- **TASK STATEMENT**
Only the lines holding "title" are wanted. Copy every one from the records below.

[Opening DATA TO USE section]

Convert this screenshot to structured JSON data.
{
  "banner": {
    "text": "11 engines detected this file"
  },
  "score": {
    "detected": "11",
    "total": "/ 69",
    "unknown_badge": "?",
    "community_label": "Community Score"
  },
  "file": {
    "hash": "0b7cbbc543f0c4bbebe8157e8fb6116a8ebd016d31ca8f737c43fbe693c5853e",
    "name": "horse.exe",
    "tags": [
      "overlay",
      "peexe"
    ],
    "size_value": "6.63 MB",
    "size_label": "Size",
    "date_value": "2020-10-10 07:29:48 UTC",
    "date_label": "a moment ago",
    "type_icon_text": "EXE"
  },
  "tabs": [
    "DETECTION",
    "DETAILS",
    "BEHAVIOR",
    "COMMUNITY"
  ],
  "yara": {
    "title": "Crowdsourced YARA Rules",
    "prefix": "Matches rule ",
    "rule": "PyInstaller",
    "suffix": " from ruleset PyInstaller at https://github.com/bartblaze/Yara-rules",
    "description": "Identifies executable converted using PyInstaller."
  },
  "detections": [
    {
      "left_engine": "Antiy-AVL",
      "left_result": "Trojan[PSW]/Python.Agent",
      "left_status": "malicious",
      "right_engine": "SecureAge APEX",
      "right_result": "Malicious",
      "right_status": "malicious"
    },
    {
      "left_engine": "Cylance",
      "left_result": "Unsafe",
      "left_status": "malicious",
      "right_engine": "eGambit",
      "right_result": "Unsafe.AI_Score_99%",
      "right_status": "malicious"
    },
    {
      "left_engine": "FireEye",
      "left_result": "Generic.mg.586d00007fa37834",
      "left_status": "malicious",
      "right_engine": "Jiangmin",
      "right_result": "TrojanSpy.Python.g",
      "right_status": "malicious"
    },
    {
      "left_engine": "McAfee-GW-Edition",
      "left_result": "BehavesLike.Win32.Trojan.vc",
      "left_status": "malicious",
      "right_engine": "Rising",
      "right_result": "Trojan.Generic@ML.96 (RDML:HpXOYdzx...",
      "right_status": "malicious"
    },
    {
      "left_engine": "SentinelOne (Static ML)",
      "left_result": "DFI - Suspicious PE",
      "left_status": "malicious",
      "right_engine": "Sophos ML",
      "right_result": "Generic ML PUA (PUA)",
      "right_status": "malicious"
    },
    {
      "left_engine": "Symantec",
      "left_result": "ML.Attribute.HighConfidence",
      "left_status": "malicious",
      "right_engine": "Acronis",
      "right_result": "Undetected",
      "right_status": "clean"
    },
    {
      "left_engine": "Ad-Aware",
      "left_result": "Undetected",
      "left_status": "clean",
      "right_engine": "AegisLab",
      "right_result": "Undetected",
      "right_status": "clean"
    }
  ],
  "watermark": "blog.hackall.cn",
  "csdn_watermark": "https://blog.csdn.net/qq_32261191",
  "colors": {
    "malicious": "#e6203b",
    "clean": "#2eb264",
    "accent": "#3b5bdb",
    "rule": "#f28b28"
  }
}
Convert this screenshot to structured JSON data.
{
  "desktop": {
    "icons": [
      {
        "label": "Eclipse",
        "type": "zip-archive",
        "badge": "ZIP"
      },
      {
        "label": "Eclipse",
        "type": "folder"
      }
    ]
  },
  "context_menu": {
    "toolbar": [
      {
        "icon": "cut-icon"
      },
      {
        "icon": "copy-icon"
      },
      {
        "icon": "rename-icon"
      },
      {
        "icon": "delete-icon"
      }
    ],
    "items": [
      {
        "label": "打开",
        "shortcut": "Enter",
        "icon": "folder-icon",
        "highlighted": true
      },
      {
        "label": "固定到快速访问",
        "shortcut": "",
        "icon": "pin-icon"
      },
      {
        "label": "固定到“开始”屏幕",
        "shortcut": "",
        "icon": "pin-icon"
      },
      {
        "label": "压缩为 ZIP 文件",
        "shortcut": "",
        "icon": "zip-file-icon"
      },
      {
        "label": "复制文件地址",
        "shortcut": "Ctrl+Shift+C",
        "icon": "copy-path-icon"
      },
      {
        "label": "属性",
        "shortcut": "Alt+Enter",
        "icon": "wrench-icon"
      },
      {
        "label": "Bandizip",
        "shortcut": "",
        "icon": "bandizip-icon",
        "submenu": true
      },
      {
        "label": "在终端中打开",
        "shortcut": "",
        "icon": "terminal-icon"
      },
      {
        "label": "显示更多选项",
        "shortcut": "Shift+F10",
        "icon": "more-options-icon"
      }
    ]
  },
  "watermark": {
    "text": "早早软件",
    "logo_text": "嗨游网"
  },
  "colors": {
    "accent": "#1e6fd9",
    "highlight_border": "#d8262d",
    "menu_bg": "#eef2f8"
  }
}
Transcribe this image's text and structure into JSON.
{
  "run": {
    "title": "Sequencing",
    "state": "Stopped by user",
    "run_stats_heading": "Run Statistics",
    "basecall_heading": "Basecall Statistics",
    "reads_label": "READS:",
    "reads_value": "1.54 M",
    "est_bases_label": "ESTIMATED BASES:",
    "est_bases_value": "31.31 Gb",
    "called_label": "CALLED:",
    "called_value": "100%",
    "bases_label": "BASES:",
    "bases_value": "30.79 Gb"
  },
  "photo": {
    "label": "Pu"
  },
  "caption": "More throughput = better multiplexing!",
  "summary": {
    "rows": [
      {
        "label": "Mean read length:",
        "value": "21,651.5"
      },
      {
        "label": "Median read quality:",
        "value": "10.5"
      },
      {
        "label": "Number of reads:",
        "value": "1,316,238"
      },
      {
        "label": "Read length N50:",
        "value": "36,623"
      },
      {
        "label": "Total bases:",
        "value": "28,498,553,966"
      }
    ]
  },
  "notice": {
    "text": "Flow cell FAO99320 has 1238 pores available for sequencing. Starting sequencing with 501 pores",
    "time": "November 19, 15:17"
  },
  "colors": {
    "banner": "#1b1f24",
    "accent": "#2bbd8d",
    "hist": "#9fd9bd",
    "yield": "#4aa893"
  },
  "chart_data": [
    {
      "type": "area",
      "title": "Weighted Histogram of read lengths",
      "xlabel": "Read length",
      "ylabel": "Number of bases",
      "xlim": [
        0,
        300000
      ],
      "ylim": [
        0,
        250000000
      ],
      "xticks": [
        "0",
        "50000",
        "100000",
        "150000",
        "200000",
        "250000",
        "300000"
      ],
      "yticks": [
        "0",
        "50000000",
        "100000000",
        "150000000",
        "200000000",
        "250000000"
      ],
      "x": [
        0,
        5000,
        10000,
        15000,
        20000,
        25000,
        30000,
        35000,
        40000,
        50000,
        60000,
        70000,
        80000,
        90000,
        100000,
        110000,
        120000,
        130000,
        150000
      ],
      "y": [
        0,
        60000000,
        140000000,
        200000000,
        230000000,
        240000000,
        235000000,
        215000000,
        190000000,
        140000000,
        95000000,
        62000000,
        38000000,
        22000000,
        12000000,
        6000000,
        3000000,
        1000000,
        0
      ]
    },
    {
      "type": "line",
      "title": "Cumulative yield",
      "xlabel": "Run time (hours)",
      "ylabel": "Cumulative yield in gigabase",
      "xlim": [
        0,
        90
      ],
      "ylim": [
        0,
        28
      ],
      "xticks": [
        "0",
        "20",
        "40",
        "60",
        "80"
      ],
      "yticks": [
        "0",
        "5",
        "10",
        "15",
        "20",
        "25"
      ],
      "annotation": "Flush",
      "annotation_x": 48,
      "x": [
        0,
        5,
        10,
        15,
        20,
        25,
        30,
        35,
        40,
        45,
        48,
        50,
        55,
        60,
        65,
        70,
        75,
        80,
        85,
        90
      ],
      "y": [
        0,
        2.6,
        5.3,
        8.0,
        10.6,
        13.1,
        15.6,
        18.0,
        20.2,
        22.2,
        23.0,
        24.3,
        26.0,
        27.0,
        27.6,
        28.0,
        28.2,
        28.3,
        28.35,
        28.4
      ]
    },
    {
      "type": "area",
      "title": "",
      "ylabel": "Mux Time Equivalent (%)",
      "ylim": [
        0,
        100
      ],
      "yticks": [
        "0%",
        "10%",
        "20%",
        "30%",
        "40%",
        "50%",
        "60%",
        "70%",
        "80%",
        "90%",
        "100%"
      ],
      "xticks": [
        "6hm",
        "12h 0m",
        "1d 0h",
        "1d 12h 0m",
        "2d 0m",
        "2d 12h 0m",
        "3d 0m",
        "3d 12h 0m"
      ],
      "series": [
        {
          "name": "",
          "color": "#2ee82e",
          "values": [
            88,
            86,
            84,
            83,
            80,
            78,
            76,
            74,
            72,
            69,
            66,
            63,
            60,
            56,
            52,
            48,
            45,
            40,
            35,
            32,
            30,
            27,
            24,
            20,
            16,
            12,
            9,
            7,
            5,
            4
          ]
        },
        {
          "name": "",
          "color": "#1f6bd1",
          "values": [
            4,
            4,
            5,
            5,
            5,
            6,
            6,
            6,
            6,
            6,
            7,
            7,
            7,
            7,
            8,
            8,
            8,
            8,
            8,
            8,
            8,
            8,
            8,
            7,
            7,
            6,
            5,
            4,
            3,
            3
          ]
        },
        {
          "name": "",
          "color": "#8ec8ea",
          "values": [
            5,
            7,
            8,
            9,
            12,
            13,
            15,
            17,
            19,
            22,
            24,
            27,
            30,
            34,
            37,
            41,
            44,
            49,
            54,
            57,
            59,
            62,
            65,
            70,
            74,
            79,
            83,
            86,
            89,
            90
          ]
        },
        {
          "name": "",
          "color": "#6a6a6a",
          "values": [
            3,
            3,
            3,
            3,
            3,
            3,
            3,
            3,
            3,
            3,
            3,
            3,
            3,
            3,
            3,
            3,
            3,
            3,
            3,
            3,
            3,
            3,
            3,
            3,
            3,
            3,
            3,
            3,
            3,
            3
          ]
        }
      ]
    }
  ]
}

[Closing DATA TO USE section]

- **OUTPUT FOR THIS TASK**
    "title": "Crowdsourced YARA Rules",
    "title": "Sequencing",
      "title": "Weighted Histogram of read lengths",
      "title": "Cumulative yield",
      "title": "",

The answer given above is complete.